Author: Paget-Seekins, L. and Tironi, M. (2016).
Journal: Transport Policy 49, 176–183
Keywords: Public good, Public space, Public investment, Public transport, Latin America, Informal transit
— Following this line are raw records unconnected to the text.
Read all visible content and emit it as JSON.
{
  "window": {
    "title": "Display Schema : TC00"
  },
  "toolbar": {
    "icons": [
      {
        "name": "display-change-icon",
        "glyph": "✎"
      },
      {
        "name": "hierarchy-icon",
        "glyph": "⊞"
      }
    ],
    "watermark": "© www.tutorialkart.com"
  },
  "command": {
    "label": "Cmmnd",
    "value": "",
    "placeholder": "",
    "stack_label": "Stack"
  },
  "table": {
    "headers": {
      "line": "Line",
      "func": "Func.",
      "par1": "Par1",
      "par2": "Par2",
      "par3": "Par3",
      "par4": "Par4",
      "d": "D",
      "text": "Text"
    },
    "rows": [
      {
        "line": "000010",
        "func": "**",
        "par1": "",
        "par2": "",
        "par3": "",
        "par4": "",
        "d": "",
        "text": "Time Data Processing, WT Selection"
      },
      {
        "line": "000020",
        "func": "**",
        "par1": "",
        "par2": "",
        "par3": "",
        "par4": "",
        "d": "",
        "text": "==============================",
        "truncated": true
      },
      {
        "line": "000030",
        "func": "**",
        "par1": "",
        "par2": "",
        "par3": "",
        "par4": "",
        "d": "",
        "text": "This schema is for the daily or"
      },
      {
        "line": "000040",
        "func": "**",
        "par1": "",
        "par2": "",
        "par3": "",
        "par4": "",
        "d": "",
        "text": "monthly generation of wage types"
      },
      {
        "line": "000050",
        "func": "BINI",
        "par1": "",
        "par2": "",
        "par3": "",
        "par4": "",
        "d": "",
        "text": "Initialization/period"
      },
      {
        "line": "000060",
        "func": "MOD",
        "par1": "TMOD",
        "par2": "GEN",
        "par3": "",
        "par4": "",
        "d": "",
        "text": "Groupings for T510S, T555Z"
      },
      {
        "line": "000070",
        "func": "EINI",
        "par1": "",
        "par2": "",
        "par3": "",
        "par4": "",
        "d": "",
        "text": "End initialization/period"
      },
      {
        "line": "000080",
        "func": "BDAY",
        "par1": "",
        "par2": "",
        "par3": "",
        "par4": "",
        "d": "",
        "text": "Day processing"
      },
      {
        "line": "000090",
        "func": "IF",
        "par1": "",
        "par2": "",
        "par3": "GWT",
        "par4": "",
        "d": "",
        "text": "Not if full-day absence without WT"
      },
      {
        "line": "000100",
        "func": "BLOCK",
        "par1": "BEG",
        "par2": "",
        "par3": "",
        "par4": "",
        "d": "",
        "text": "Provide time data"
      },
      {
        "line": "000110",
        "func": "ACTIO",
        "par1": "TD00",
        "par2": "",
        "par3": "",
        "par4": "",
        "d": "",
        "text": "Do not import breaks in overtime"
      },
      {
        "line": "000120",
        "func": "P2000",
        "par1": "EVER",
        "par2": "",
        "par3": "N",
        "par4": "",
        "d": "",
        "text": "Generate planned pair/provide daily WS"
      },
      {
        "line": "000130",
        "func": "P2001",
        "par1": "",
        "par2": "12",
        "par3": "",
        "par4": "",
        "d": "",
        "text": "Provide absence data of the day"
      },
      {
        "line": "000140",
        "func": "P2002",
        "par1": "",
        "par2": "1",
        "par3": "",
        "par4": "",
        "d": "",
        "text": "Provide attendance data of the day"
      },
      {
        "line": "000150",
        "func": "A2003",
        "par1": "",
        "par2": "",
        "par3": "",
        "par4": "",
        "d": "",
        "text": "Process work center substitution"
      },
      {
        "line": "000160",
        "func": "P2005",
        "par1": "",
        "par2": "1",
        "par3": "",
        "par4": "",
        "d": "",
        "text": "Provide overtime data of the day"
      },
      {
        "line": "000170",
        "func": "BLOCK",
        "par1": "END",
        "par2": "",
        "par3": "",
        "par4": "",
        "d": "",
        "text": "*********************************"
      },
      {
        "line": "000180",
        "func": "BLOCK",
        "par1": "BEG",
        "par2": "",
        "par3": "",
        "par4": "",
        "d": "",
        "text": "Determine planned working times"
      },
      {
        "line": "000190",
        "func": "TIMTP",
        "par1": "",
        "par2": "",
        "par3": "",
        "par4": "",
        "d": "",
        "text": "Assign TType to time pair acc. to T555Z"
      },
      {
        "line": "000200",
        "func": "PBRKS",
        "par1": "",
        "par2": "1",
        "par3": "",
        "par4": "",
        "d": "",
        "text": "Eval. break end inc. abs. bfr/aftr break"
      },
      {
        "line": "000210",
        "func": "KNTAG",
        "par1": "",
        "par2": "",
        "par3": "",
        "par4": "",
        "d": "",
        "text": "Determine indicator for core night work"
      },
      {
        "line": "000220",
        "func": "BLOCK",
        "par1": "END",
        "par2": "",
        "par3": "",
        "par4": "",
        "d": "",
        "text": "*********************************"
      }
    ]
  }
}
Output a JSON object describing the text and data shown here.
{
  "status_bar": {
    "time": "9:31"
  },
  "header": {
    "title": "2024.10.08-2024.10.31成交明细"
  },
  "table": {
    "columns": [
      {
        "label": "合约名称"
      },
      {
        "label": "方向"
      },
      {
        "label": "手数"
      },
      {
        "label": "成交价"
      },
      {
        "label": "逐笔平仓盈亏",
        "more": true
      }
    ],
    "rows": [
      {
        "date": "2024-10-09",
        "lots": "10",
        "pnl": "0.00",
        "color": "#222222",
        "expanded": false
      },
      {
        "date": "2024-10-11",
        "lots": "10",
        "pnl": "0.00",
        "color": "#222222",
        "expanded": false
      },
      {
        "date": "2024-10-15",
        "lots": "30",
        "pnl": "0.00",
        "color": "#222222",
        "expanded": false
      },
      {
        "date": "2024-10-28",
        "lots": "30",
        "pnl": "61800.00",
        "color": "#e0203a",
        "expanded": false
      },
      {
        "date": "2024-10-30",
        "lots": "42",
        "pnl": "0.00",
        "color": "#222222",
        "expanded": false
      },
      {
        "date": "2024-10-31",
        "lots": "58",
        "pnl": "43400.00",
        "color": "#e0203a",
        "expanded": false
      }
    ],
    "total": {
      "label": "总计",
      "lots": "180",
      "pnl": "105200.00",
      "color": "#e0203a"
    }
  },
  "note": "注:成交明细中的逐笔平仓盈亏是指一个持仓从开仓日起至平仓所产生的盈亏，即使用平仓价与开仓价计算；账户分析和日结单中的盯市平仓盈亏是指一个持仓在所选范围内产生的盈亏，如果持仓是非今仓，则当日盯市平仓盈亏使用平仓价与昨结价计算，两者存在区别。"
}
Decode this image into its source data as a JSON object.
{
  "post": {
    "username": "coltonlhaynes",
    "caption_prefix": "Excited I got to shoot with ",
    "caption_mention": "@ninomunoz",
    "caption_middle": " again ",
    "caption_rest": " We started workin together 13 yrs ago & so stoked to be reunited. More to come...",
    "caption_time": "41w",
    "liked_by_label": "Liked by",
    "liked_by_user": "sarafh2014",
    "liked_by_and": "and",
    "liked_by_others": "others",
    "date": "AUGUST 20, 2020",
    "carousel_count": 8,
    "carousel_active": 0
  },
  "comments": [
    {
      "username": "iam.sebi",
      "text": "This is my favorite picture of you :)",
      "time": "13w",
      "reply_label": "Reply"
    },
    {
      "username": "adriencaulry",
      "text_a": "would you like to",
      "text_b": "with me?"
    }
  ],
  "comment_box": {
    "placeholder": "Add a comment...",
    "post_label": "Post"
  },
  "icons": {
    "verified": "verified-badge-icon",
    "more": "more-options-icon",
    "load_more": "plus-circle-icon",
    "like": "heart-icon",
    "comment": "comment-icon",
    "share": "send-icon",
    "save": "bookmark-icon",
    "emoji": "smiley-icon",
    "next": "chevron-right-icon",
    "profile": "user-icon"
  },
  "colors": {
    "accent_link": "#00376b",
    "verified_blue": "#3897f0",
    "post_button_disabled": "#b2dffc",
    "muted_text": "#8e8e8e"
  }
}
Public transport can be ‘public’ in multiple ways and without specificity when one public aspect changes there is no way to consider the impacts of that change. Currently there is a process of transit formalization taking place in Latin American cities that is changing the publicness of their systems. This paper identifies four publicness types- public space, public goods, public ownership, and public concern- and discusses the implications of transit projects in Santiago, Bogotá, Quito, and Mexico City on all four. While the impacts are not heterogeneous, governments are recognizing transit as a public good and introducing public funding and public ownership of Bus Rapid Transit and other infrastructure. These changes have the potential to strengthen public transit’s role as public space and are increasing transit as an issue of public concern, but there has been little formalization of public participation in the process. Public transit is now a three way relationship between private operators, government agencies, and the community, but most of the focus in this new arrangement has been on the contracts between the operators and government and less attention has been paid to the relationship with the public.